ca. 300-ca. 260 B.C.
The Greek poet Theocritus wrote poems that cover a broad range of subjects, settings, and emotions. His pastoral poems—works about the countryside and rural life—are his masterpieces. Theocritus is credited with originating the literary form known as the pastoral.
Little is known about the life of Theocritus. Scholars believe that he was born in the city of Syracuse, on the island of Sicily. However, he lived most of his life on Cos, an island in the Aegean Sea off the coast of Asia Minor, and in the city of Alexandria in Egypt. While in Egypt, he may have lived at the court of the pharaoh* Ptolemy II, about whom he wrote a poem of praise.
Theocritus’s works, collectively called Idylls (from the Greek word meaning “images”), include various types of poems. Some are miniature epics* that deal with mythological and legendary figures, such as Heracles and the Greek gods. Others are lyrics* about subjects such as love. A third group of poems are mimes—light, often humorous works about ordinary characters.
Theocritus’s most famous works, the pastorals, deal with the everyday lives of rural folk, such as cowherds, shepherds, and others. The settings for these poems—the rural countryside of woodlands and hills—reflect the poet’s love of nature and his knowledge of rural society. His “Harvest Festival” (Idyll 7) is a remembrance of a day passed in the fields of Cos: We came upon a wayfarer by the grace of the Muses, a goodly man from Cydonia, named Lycidas.
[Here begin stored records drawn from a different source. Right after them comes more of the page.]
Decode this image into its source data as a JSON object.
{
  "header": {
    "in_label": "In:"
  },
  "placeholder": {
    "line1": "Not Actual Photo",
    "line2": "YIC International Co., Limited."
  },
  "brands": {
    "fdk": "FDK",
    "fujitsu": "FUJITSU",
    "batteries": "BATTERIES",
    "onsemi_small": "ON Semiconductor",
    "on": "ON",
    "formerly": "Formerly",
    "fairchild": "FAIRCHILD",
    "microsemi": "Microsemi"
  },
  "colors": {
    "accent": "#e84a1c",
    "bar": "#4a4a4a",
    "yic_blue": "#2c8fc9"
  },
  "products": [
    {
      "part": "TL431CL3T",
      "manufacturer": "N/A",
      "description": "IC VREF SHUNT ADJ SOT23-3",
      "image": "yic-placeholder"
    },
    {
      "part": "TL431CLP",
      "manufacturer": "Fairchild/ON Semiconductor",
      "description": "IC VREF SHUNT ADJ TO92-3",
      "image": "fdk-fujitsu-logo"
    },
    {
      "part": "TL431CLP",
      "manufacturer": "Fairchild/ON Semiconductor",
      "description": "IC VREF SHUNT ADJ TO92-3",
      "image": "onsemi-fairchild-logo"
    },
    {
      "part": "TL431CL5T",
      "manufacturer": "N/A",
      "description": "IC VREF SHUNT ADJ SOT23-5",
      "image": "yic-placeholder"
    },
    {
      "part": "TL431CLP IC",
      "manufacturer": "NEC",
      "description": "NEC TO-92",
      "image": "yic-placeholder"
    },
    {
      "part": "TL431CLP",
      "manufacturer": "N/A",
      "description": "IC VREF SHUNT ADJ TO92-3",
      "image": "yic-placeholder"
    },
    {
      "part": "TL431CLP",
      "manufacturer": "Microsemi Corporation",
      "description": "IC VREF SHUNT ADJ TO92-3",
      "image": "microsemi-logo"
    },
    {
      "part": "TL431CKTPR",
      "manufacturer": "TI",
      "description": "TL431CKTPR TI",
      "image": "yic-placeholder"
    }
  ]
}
He was a goatherd and no one, looking at him, would have mistaken him for anything else.... He had the yellowish hide of a shaggy rough-haired he-goat on his shoulders, one smelling of fresh rennet*, and round about his chest an old cloak was tightly bound with a broad belt and in his right hand he held a crooked staff of wild olive. Quietly, with a grin, he spoke to me with an amused glance and laughter played on his lips: “Simichidas, where are you striding along at noonday when even a lizard is asleep in the rough stone wall and crested larks are not a-wing?”
* pharaoh ruler of ancient Egypt
* epic long poem about legendary or historical heroes, written in a grand style
* lyric poem expressing personal feelings, often similar in form to a song
* rennet inner lining of a calf's stomach, which contains a chemical used in making cheese
Theocritus’s pastoral poems influenced the Roman poets Horace and Virgil, both of whom wrote works praising the beauty and fertility of Italy. (See also Literature, Greek; Muses; Poetry, Greek and Hellenistic.)